Stories about Chinese myths, going to a foreign school, and dealing with relatives tied together with a slightly confusing ending.
This graphic novel is one of those books where there are several separate stories that come together at the end. I will call them “the Monkey King story”, “the Jin-Wang story”, and “the Danny and Chin-Kee story”. They appear to have no relation to each other until the climax. The Monkey King story is about the egotistical titular character trying to prove himself to the gods and “He Who Is” in the ancient times. The Jin-Wang story is about the titular character going to an American school from Chinatown, where kids and teachers make fun of him for his ethnicity. Th Danny and Chin-Kee story is about Danny, a boy who has to deal with his cousin, Chin-Kee’s visits. Chin-Kee embodies all of the Chinese negative stereotypes, and only one positive stereotype (He knows about everything except how to be civilized). The Monkey King story is narrarated in the third person, the Jin-Wang story is narrarated in the first person, and the Danny and Chin-Kee story has no narration, but is instead presented as (a parody of) a sitcom, complete with a laugh track at the bottom of the panel, which is genius, showing how nearly every sitcom would present Chin-Kee’s stereotypes as humor. In all three stories, the characters go through a lot of development throughout the book. The Jin-Wang story is obviously the stand-out one, with the Danny and Chin-Kee story being the least interesting until the climax, when it all makes sense, The book has a slightly confusing ending, which you won’t hear about here. This, overall, is a pretty good read.
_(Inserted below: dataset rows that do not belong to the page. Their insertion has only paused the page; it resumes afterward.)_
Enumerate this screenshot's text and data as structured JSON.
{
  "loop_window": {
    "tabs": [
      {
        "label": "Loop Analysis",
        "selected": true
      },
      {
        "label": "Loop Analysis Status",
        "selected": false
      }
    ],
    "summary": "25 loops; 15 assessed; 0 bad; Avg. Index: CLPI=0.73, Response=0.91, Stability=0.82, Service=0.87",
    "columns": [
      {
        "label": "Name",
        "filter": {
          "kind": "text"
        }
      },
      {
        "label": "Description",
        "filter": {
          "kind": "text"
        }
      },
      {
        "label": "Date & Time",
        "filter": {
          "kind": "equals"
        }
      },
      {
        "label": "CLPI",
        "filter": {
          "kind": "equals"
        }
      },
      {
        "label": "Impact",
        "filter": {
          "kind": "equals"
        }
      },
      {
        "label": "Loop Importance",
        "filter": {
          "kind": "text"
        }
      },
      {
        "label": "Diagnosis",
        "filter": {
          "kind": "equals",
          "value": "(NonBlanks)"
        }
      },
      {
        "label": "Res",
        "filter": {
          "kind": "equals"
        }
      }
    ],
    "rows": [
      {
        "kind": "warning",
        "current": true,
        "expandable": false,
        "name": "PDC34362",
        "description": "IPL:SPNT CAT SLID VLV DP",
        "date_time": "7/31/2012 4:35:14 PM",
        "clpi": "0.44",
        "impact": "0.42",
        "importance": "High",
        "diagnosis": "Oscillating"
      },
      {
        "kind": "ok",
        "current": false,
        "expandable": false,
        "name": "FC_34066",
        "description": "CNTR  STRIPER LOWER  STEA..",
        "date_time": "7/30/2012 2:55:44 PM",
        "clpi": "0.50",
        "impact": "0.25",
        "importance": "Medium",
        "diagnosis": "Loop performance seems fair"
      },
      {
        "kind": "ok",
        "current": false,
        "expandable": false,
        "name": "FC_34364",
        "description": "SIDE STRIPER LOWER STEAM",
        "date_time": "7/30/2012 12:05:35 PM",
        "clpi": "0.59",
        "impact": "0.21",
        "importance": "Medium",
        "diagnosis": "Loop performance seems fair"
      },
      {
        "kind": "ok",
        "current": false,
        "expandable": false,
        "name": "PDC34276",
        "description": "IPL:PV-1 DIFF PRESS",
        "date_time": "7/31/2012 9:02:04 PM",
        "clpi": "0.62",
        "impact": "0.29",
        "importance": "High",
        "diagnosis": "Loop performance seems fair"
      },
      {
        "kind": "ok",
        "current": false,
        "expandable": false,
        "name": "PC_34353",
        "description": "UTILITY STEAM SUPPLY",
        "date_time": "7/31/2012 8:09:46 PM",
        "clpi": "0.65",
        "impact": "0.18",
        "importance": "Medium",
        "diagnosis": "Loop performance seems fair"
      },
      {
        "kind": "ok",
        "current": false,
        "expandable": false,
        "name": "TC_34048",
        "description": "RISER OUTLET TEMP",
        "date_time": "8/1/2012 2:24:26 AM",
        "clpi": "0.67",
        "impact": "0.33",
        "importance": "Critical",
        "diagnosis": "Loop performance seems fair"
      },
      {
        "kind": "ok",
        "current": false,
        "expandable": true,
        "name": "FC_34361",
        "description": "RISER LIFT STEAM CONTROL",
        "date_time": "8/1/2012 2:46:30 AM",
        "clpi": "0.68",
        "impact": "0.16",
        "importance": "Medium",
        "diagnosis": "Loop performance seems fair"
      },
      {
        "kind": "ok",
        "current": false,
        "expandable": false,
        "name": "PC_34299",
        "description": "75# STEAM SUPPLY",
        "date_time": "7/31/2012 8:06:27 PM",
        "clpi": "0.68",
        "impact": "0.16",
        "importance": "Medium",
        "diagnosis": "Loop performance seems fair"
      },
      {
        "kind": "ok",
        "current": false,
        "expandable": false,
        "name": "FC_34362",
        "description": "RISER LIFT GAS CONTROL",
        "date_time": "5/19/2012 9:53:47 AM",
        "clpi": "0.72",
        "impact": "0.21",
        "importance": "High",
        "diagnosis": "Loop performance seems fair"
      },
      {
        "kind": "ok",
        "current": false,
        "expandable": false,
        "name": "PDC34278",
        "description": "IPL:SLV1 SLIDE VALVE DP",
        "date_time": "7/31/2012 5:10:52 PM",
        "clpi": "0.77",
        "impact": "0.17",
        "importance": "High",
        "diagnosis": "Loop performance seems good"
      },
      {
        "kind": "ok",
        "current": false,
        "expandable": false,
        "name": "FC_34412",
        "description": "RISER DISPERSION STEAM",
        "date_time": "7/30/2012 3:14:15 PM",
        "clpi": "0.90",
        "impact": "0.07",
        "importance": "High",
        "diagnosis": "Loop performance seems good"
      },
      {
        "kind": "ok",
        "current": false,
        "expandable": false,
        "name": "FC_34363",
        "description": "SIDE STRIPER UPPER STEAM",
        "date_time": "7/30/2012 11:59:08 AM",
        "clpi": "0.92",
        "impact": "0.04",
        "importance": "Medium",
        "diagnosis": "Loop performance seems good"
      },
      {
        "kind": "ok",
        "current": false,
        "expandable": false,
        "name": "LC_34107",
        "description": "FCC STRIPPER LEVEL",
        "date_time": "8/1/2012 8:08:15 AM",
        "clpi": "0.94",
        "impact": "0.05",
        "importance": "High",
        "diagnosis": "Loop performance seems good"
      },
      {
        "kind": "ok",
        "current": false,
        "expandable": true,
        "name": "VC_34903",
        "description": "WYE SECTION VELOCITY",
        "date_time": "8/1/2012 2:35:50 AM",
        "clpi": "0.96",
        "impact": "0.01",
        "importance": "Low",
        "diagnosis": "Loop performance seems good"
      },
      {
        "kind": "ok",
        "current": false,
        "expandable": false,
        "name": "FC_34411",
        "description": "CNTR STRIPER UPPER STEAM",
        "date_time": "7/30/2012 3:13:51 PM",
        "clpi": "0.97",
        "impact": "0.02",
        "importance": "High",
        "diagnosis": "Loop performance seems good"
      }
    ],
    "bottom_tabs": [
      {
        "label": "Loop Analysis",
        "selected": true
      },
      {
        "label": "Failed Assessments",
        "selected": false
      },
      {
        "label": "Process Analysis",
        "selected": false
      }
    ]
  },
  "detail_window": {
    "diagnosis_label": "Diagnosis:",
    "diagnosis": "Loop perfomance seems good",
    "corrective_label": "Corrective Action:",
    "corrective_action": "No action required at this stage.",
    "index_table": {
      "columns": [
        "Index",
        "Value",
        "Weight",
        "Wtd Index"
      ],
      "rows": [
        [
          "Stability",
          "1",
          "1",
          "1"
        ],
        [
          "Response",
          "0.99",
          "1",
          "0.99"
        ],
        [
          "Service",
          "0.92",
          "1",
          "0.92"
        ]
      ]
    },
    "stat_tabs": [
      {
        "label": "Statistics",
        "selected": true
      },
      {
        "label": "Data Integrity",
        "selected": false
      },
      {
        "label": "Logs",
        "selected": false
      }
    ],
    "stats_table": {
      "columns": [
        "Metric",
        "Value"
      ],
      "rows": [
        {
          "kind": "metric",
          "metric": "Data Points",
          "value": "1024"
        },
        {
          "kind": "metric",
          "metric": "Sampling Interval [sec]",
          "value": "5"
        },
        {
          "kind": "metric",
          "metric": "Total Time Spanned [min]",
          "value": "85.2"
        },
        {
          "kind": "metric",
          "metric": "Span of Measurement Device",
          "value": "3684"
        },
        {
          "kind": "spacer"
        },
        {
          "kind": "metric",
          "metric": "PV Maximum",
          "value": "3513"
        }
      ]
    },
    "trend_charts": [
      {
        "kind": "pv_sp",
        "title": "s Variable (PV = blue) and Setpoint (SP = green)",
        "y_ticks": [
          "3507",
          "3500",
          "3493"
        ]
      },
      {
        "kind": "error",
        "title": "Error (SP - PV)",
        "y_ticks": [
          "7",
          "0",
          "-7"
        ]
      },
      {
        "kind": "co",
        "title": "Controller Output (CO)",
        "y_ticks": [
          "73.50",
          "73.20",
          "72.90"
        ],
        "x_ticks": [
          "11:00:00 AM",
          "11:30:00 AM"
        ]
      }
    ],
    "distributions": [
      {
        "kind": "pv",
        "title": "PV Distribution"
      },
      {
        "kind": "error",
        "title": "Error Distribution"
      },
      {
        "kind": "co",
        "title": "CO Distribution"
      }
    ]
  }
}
However, in the Monkey King story, a monk gets stabbed through the chest (with blood), so be warned of that.
This title contains:
Positive role models
Violence & scariness